Skydive setup

In order to have the Skydive history working we need to setup a storage backend. To do so please check the History and Datastore section.

For the purpose of this example we will use a sandbox script that we provide in the Skydive repository.

This script requires to have OpenvSwitch up and running. It will create 2 network namespaces connected through a OpenvSwitch bridge.

./scripts/ start

To remove/delete the sandbox it will be :

./scripts/ stop

Taking a look at the Skydive WebUI we get the following topology.


We do provide a Grafana Docker image with the Skydive datasource enabled by default. Starting Grafana with Skydive is fairly simple.

docker run -d --name=grafana --net=host skydive/skydive-grafana-datasource

The default user/password is admin/admin.

We use the host networking so that Grafana will have access to our local Skydive.
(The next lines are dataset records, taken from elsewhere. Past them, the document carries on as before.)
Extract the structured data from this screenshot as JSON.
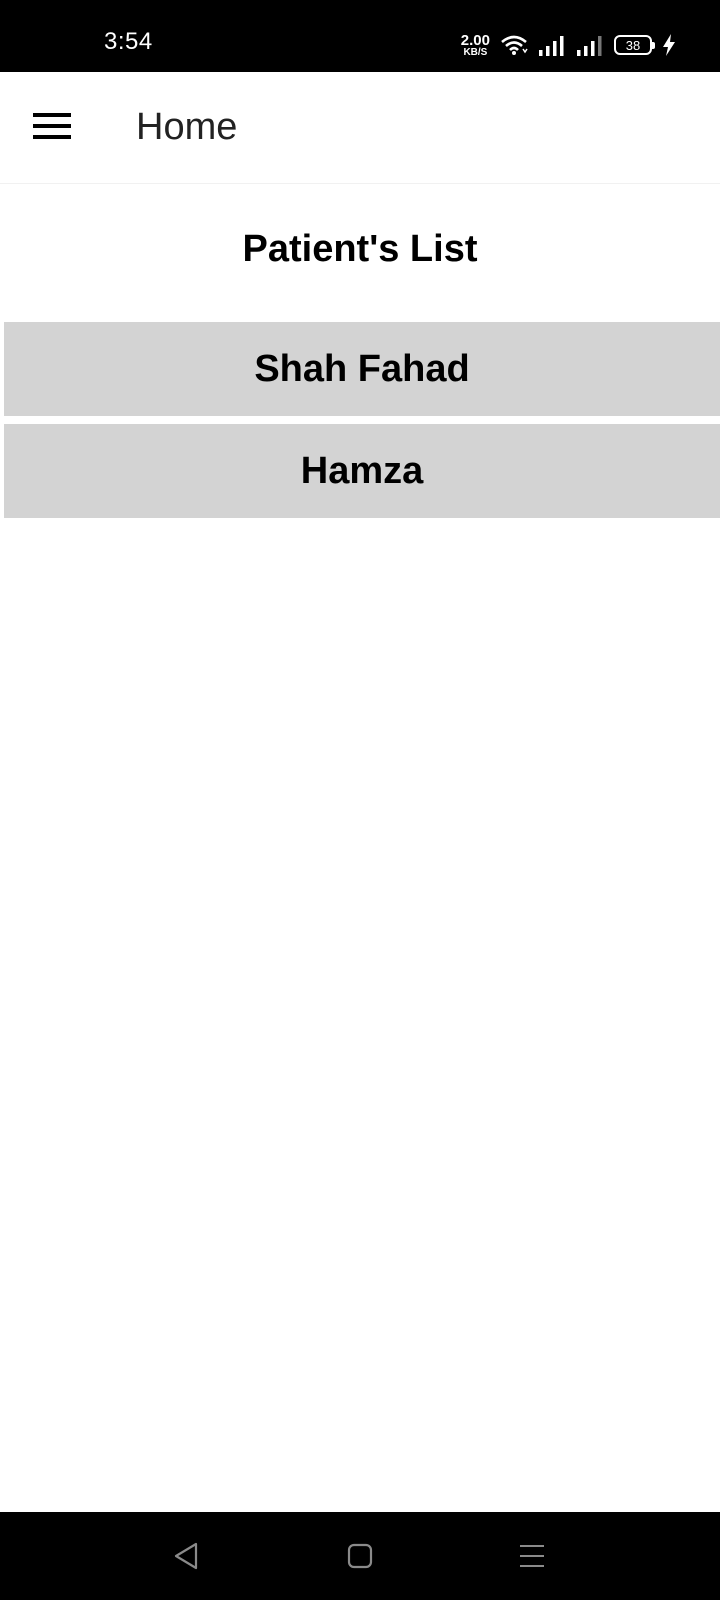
{
  "status_bar": {
    "time": "3:54",
    "net_speed_value": "2.00",
    "net_speed_unit": "KB/S",
    "battery_level": "38",
    "icons": [
      "wifi-icon",
      "signal-icon",
      "signal-icon",
      "battery-icon",
      "charging-icon"
    ]
  },
  "app_bar": {
    "title": "Home",
    "menu_icon": "hamburger-menu-icon"
  },
  "patients": {
    "heading": "Patient's List",
    "items": [
      "Shah Fahad",
      "Hamza"
    ]
  },
  "nav_bar": {
    "icons": [
      "back-icon",
      "home-icon",
      "recents-icon"
    ]
  },
  "colors": {
    "status_bar_bg": "#000000",
    "list_item_bg": "#d3d3d3",
    "text": "#000000"
  }
}
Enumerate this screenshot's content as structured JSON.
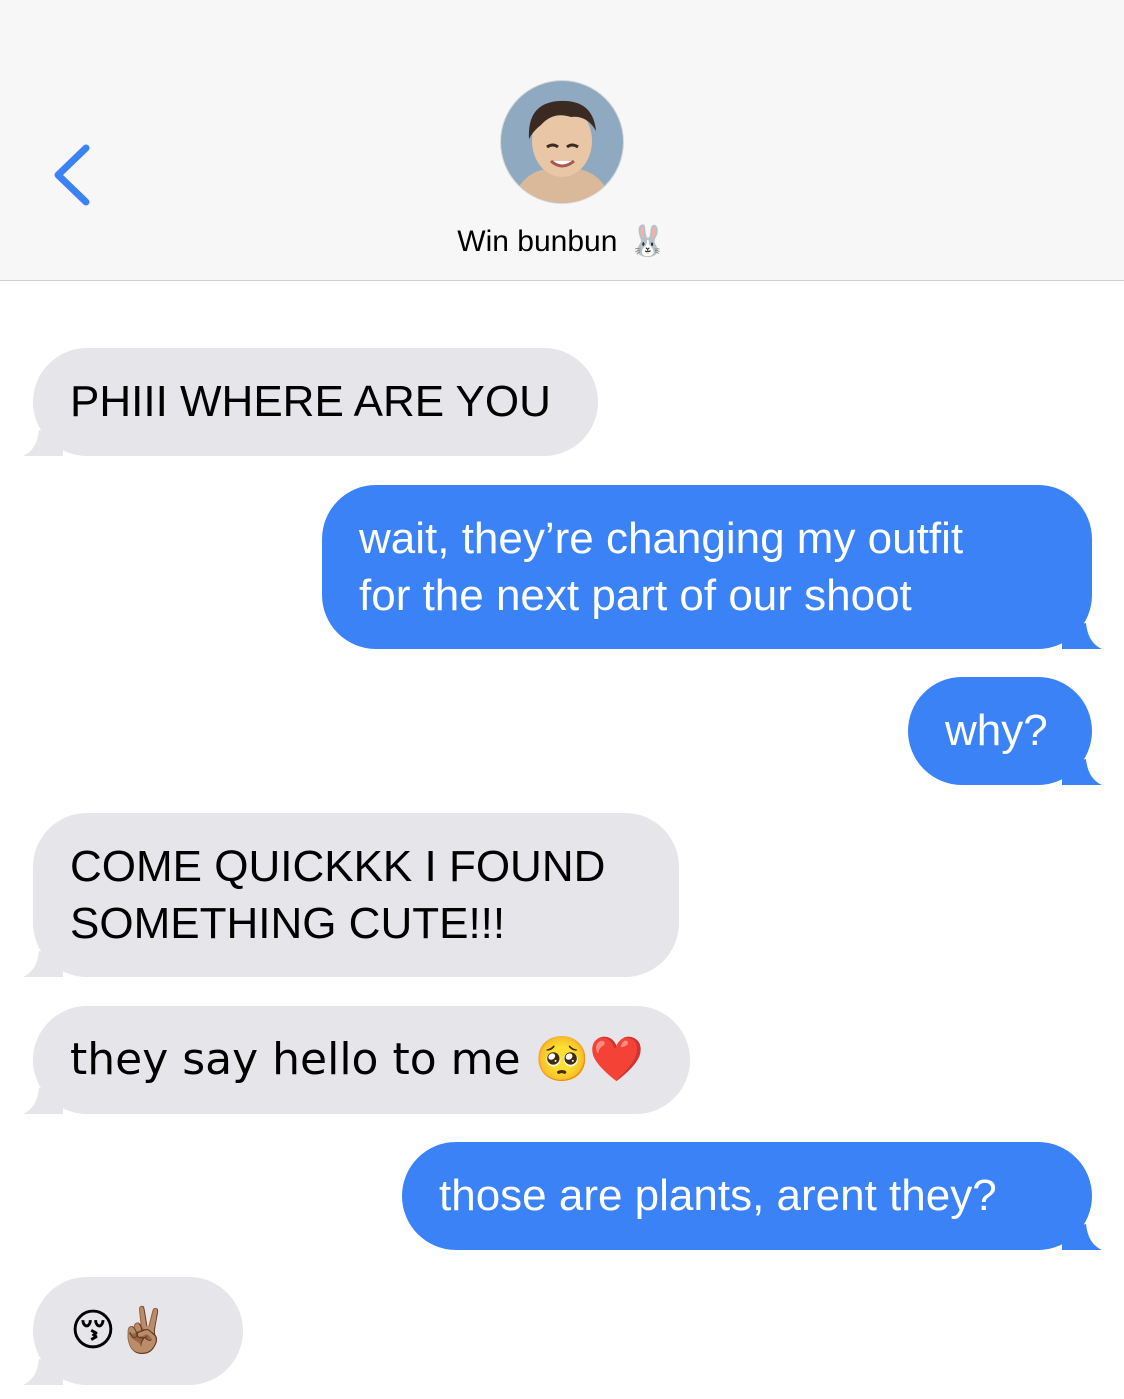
{
  "header": {
    "contact_name": "Win bunbun",
    "contact_emoji": "🐰"
  },
  "colors": {
    "accent": "#3b82f6",
    "incoming_bubble": "#e5e5ea",
    "header_bg": "#f7f7f7"
  },
  "messages": [
    {
      "direction": "incoming",
      "text": "PHIII WHERE ARE YOU"
    },
    {
      "direction": "outgoing",
      "text": "wait, they’re changing my outfit\nfor the next part of our shoot"
    },
    {
      "direction": "outgoing",
      "text": "why?"
    },
    {
      "direction": "incoming",
      "text": "COME QUICKKK I FOUND\nSOMETHING CUTE!!!"
    },
    {
      "direction": "incoming",
      "text": "they say hello to me 🥺❤️"
    },
    {
      "direction": "outgoing",
      "text": "those are plants, arent they?"
    },
    {
      "direction": "incoming",
      "text": "😚✌🏽"
    }
  ]
}
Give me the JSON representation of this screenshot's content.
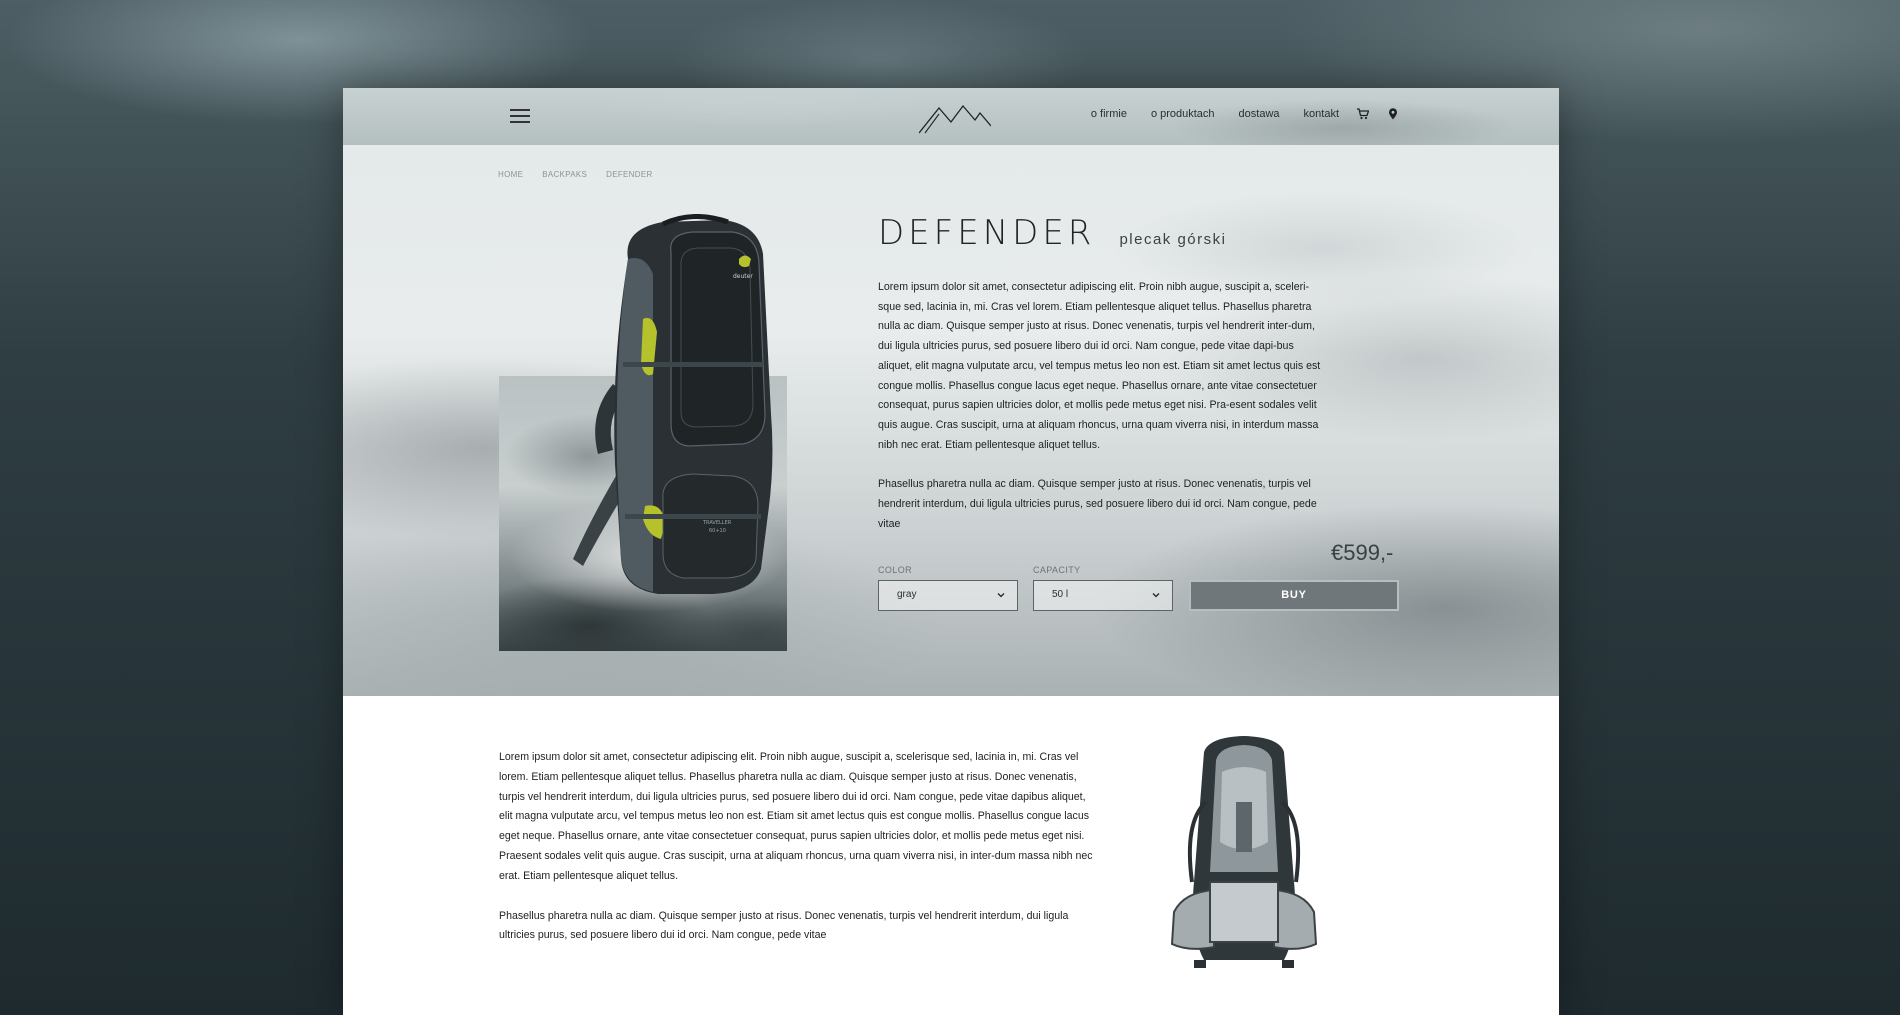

Skydive as datasource

The Skydive datasource has to be add as the other Grafana datasources. The configuration will be really simple, we just need to enter the Skydive Analyzer endpoint (http://localhost:8082, by default).

First Graph, Interface Metrics

In order to have something to graph in Grafana we need to generate some traffic. We could make a simple ping from one namespace to the other :

sudo ip netns exec vm1 ping -s 512

But We would rather use the packet injector.

Now we have traffic we can go to Grafana to get it graph. The Skydive datasource is using the same language used for its API. It means that you can select the metrics using the Gremlin query language.

In order to graph our packets we will select on veth pair belonging the a namespace.

G.V().Has('Name', 'vm1-eth0')

In the query editor it will look like :

Here we used the Interface metrics but we could use the OpenvSwitch metrics as well, this is just a matter of select the Type.

Packet capture, sFlow, RTT, etc.

So we used the Interfaces metrics to graph the traffic but as Skydive is also about capture we will graph using this feature in the following examples.

OpenvSwitch sFlow capture

In order to get sFlow packet from OpenvSwitch we need to start a capture on the bridge. Skydive will select sFlow by default with default polling rate and sampling rate. This can be adapted using the advanced options.

The Gremlin expression in the query editor will be as following with the sFlow :

OpenvSwitch reports also internal information like the memory used :

Finally RTT

Skydive compute the RTT using two-way packets, like SYN/SYN-ACK or ICMP ECHO/REPLY.

In order to get the RTT we start a capture on the eth0 interface of one network namespace.

Then it is just matter of selecting the RTT metric in the query editor.

Let’s add a bit of latency….

sudo tc qdisc add dev vm1-eth0 root netem delay 400ms

Which gives…